Today Fort Wayne will be offering a tribute to Anthony Wayne, a general who played an important role in the Revolutionary War and won a key victory against a coalition of Indian tribes that opened this part of America to white settlement.
Fort Wayne, of course, has a special connection to the general, who founded the fort from which the city drew its name. But Wayne and his times deserve a far more thoughtful and nuanced commemoration than provided for in the resolution passed by City Council last year to create the holiday. Facts in the resolution introduced by Councilman Jason Arp, R-4th, have been challenged. The bigger problem is that the council, with minimal discussion or thought, passed up a chance for a broader, more inclusive look at a significant time in our history.
Born in Pennsylvania in 1745, Wayne worked as a surveyor and served in the Pennsylvania state legislature before eagerly raising a command of soldiers to join the fight for independence from Britain. Wayne proved to be a courageous and skilled military tactician and soon became one of Gen. George Washington's most trusted lieutenants. On July 16, 1779 – 240 years ago today – Wayne's stealthy, well-planned attack drove the British from Stony Point, a key fortification along the Hudson River.
In 1792, as president, Washington asked Wayne to return to military service to lead the newly reorganized American army against a confederation of Indian tribes who were fighting to keep control of much of the upper Midwest, then called the Northwest Territory. Twice, U.S. forces had been defeated by the confederation, led by Miami chieftain Little Turtle.
Wayne, who meticulously trained his troops and carefully planned his campaign, defeated the Indian confederation, now under the leadership of Chief Blue Jacket of the Shawnee, at the Battle of Fallen Timbers on Aug. 20, 1794. That was by no means the end of the long,often-brutal struggle between the expanding United States and the Indian nations. But Wayne's victory led him to establish Fort Wayne, the military base, that same year. And the Treaty of Greenville, which Wayne negotiated with the Indian leaders in 1795 at another fort he had established in southwest Ohio, led to a decade of peace that opened the way for U.S. westward expansion.

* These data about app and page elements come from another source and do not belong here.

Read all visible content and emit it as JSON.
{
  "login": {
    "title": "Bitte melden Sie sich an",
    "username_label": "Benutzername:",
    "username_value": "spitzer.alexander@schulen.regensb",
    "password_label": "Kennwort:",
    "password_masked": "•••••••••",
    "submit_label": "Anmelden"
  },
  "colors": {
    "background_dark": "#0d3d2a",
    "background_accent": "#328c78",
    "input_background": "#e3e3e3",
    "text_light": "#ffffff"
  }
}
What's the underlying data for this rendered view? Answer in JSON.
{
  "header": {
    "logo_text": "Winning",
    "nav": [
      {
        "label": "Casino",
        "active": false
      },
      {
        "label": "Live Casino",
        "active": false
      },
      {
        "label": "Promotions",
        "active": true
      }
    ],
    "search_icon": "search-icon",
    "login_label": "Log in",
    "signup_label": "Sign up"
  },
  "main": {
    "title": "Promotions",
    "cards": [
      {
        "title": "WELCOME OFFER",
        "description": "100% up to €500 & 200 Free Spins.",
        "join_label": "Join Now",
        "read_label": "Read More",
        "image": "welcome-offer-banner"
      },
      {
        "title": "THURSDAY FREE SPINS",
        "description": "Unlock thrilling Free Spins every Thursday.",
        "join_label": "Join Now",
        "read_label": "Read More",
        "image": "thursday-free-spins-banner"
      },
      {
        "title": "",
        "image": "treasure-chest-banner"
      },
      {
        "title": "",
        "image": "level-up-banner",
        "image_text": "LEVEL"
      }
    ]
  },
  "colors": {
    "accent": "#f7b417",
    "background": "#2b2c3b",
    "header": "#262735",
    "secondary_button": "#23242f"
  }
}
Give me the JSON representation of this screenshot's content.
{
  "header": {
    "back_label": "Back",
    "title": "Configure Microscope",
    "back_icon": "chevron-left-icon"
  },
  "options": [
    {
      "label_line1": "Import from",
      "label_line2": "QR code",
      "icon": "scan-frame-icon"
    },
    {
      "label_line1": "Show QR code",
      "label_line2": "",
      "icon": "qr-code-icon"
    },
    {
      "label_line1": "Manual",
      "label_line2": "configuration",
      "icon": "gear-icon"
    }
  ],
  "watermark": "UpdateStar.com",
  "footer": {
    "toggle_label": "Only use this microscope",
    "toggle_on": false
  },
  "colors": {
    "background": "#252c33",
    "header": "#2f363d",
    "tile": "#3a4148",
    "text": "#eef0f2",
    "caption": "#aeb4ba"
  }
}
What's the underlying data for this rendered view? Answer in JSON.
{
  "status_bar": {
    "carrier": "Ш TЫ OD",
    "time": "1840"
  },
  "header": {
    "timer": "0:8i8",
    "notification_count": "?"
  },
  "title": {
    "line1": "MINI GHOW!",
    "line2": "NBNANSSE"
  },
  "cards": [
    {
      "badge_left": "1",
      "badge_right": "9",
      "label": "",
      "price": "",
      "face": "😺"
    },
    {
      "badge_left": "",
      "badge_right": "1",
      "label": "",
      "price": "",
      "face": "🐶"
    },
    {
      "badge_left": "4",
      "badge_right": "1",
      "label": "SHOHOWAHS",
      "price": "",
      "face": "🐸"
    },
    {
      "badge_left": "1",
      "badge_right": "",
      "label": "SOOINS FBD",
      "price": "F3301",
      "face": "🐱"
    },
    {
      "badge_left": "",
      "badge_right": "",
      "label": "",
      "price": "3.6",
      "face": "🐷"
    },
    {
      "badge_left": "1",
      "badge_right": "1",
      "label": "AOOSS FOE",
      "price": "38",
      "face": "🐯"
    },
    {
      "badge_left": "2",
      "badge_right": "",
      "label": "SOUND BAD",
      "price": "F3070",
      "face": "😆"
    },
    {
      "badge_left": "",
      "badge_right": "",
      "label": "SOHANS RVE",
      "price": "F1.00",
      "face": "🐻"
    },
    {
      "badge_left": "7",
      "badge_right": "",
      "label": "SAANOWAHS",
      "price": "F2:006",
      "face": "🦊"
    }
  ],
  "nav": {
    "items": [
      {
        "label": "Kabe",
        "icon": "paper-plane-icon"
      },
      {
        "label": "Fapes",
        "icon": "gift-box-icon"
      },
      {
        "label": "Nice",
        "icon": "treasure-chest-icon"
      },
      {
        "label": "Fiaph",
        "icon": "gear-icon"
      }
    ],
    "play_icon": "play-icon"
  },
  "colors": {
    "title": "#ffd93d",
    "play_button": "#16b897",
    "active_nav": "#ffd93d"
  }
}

History, though, is often written by the winners, and Wayne's actions, judged in retrospect, were not always as heroic and just as they have traditionally been painted. After Fallen Timbers, Wayne's army razed Indian settlements and crops within 50 miles of the battlefield.
“Heading back down the Maumee, he torched every town, field, and orchard,” according to a 2018 biography, “Unlikely General: 'Mad' Anthony Wayne and the Battle for America,” by Mary Stockwell. Shannon Hughes, who oversees programming at the Fallen Timbers and Fort Miamis National Historic Site near Toledo, considers herself an expert only on Wayne's actions during that campaign, but said in an interview recently, “I don't see where the compassion comes from.”
Wayne, though, seemed to learn and grow as he fought fiercely for his emerging nation. By the end of his life, he had come to hate war and came to be embraced not only by the citizens of the new United States but by many of the Indians whose brethren his army had killed and whose lands he had ordered razed. That included Little Turtle, who was among the chiefs who signed the Treaty of Greenville, and who was for the rest of his life an advocate for peace and cooperation between Indians and whites.
In 1796, “as Wayne headed ... toward Fort Miamis,” Stockwell wrote, “Indians greeted him all along the way. The chiefs who signed the Treaty of Greenville, as well as many of the warriors who fought him at the Maumee Rapids, now admired him. They no longer called him the Wind, nor the Black Snake, but instead greeted him as 'Father.' Some even named their children after him.”
The story of Anthony Wayne's life and times is part of a larger story all Americans should know – especially those of us who live in places directly touched by that history.
There are two easy steps the city could take to make next year's Wayne celebration more meaningful. One is consulting authors and historians to present historically reliable information about the general's role in that seminal era of American history. The other is to broaden it to recognize Little Turtle and his significant and equally complicated role in that era.